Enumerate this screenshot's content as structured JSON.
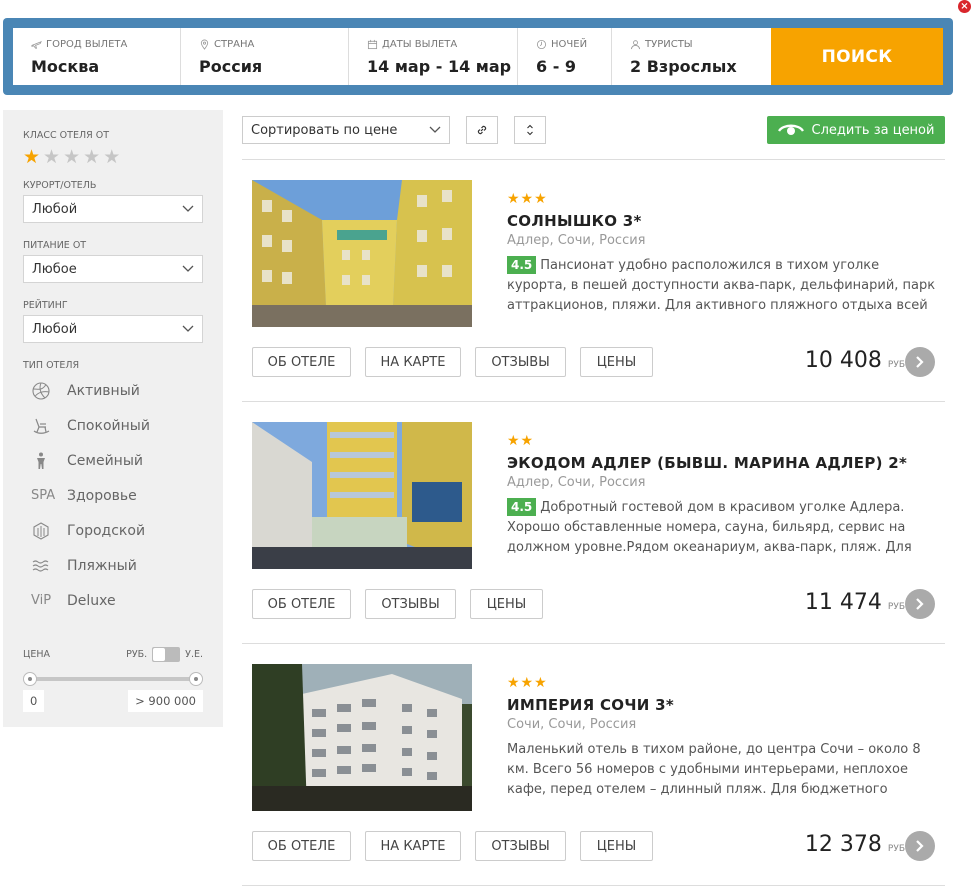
{
  "search": {
    "departure_label": "Город вылета",
    "departure_value": "Москва",
    "country_label": "Страна",
    "country_value": "Россия",
    "dates_label": "Даты вылета",
    "dates_value": "14 мар - 14 мар",
    "nights_label": "Ночей",
    "nights_value": "6 - 9",
    "tourists_label": "Туристы",
    "tourists_value": "2 Взрослых",
    "search_button": "ПОИСК"
  },
  "sidebar": {
    "hotel_class_label": "КЛАСС ОТЕЛЯ ОТ",
    "hotel_class_value": 1,
    "resort_label": "КУРОРТ/ОТЕЛЬ",
    "resort_value": "Любой",
    "meal_label": "ПИТАНИЕ ОТ",
    "meal_value": "Любое",
    "rating_label": "РЕЙТИНГ",
    "rating_value": "Любой",
    "hotel_type_label": "ТИП ОТЕЛЯ",
    "hotel_types": [
      {
        "label": "Активный",
        "icon": "volleyball-icon"
      },
      {
        "label": "Спокойный",
        "icon": "rocking-chair-icon"
      },
      {
        "label": "Семейный",
        "icon": "family-icon"
      },
      {
        "label": "Здоровье",
        "icon": "spa-icon",
        "icon_text": "SPA"
      },
      {
        "label": "Городской",
        "icon": "city-icon"
      },
      {
        "label": "Пляжный",
        "icon": "waves-icon"
      },
      {
        "label": "Deluxe",
        "icon": "vip-icon",
        "icon_text": "ViP"
      }
    ],
    "price_label": "ЦЕНА",
    "currency_rub": "РУБ.",
    "currency_ue": "У.Е.",
    "price_min": "0",
    "price_max": "> 900 000"
  },
  "toolbar": {
    "sort_value": "Сортировать по цене",
    "watch_price_label": "Следить за ценой"
  },
  "hotels": [
    {
      "stars": "★★★",
      "name": "СОЛНЫШКО 3*",
      "location": "Адлер, Сочи, Россия",
      "rating": "4.5",
      "description": "Пансионат удобно расположился в тихом уголке курорта, в пешей доступности аква-парк, дельфинарий, парк аттракционов, пляжи. Для активного пляжного отдыха всей",
      "buttons": [
        "ОБ ОТЕЛЕ",
        "НА КАРТЕ",
        "ОТЗЫВЫ",
        "ЦЕНЫ"
      ],
      "price": "10 408",
      "currency": "РУБ"
    },
    {
      "stars": "★★",
      "name": "ЭКОДОМ АДЛЕР (БЫВШ. МАРИНА АДЛЕР) 2*",
      "location": "Адлер, Сочи, Россия",
      "rating": "4.5",
      "description": "Добротный гостевой дом в красивом уголке Адлера. Хорошо обставленные номера, сауна, бильярд, сервис на должном уровне.Рядом океанариум, аква-парк, пляж. Для",
      "buttons": [
        "ОБ ОТЕЛЕ",
        "ОТЗЫВЫ",
        "ЦЕНЫ"
      ],
      "price": "11 474",
      "currency": "РУБ"
    },
    {
      "stars": "★★★",
      "name": "ИМПЕРИЯ СОЧИ 3*",
      "location": "Сочи, Сочи, Россия",
      "description": "Маленький отель в тихом районе, до центра Сочи – около 8 км. Всего 56 номеров с удобными интерьерами, неплохое кафе, перед отелем – длинный пляж. Для бюджетного отдыха",
      "buttons": [
        "ОБ ОТЕЛЕ",
        "НА КАРТЕ",
        "ОТЗЫВЫ",
        "ЦЕНЫ"
      ],
      "price": "12 378",
      "currency": "РУБ"
    }
  ]
}
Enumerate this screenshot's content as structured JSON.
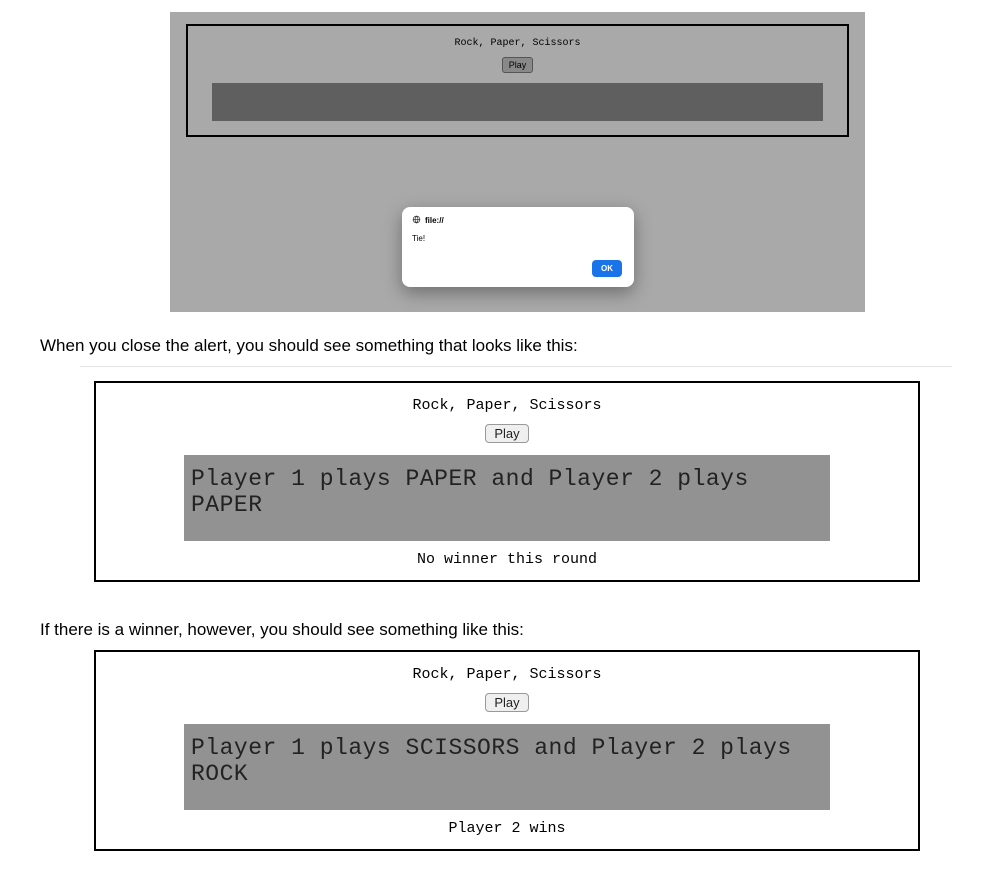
{
  "figure1": {
    "title": "Rock, Paper, Scissors",
    "play_label": "Play",
    "alert": {
      "origin_label": "file://",
      "message": "Tie!",
      "ok_label": "OK"
    }
  },
  "instruction1": "When you close the alert, you should see something that looks like this:",
  "figure2": {
    "title": "Rock, Paper, Scissors",
    "play_label": "Play",
    "round_text": "Player 1 plays PAPER and Player 2 plays PAPER",
    "result_text": "No winner this round"
  },
  "instruction2": "If there is a winner, however, you should see something like this:",
  "figure3": {
    "title": "Rock, Paper, Scissors",
    "play_label": "Play",
    "round_text": "Player 1 plays SCISSORS and Player 2 plays ROCK",
    "result_text": "Player 2 wins"
  }
}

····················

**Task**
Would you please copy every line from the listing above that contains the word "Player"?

**Reply to the task**
    "round_text": "Player 1 plays PAPER and Player 2 plays PAPER",
    "round_text": "Player 1 plays SCISSORS and Player 2 plays ROCK",
    "result_text": "Player 2 wins"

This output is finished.